# [TASK]
Extract each line of the records below that contains the word "vision".

# # #

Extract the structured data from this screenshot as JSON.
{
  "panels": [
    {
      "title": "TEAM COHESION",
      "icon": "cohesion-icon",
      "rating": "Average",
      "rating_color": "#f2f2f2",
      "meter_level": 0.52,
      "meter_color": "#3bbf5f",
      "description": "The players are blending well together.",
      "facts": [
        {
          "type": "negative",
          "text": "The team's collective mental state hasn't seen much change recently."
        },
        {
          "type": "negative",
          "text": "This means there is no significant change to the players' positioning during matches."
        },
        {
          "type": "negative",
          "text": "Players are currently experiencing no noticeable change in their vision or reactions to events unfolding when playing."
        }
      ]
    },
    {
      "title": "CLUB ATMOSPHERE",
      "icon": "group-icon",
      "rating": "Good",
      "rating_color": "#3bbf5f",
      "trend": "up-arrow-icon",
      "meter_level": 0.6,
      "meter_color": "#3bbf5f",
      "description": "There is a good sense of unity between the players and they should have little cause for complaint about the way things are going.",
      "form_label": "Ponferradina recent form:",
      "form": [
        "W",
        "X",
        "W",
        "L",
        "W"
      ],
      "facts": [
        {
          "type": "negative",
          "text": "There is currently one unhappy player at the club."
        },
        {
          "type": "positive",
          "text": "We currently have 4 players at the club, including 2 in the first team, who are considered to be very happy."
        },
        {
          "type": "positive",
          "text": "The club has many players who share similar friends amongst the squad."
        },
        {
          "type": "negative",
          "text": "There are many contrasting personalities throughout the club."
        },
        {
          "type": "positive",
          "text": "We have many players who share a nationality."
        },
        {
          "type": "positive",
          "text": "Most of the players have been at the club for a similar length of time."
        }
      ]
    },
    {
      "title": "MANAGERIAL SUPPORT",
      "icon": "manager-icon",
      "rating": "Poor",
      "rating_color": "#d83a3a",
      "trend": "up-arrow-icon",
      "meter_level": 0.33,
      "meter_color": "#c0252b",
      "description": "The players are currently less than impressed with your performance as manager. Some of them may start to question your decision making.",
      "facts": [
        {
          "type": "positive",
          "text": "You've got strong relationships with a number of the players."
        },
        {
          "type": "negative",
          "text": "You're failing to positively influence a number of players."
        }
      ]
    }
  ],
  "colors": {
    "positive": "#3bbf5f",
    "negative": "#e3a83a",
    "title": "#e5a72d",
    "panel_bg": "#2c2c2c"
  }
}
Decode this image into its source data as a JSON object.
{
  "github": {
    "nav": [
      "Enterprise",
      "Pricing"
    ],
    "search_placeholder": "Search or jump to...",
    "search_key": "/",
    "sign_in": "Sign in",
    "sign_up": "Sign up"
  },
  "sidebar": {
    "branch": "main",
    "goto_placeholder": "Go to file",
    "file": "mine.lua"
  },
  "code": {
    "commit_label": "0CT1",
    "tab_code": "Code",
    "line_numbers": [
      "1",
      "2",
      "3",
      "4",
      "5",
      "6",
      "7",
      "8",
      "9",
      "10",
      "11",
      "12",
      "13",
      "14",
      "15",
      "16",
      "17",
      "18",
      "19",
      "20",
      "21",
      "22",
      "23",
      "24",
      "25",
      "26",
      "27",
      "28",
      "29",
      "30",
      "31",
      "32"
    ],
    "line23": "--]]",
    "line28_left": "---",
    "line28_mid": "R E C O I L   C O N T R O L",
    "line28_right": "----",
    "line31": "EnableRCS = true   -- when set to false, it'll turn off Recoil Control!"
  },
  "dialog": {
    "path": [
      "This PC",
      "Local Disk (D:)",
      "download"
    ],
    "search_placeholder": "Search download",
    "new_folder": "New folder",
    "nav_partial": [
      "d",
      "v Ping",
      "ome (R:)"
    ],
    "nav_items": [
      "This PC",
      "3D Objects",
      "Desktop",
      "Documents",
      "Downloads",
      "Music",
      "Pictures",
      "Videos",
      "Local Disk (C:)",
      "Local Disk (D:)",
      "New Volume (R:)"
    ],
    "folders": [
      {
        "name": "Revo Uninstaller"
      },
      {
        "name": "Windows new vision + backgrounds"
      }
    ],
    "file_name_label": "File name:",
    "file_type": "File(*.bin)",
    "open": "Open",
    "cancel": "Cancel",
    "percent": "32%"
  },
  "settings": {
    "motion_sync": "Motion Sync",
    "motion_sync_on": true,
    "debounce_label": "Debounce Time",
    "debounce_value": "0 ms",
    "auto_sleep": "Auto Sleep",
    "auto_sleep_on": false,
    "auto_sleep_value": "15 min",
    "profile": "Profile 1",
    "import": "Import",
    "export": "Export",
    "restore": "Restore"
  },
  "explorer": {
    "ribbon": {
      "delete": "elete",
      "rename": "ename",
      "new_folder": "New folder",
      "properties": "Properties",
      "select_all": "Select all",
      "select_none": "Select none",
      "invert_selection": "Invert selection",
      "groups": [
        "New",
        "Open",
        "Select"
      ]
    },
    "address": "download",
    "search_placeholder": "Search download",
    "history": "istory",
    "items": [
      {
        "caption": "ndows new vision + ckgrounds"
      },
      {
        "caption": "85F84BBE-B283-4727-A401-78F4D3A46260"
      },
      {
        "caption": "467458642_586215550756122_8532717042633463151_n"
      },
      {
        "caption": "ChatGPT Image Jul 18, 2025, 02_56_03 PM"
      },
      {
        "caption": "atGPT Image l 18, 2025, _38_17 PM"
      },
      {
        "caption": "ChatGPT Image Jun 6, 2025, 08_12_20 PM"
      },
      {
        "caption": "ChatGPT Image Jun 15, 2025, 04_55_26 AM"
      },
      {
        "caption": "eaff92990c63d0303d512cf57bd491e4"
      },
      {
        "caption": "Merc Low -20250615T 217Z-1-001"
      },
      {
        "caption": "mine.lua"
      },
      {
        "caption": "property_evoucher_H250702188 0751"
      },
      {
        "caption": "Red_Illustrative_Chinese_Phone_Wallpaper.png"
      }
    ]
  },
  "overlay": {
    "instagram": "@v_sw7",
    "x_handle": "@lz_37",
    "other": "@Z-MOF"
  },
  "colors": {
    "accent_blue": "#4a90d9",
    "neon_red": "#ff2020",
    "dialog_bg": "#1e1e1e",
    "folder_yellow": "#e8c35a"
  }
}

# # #

# [RESPONSE AREA]
          "text": "Players are currently experiencing no noticeable change in their vision or reactions to events unfolding when playing."
        "name": "Windows new vision + backgrounds"
        "caption": "ndows new vision + ckgrounds"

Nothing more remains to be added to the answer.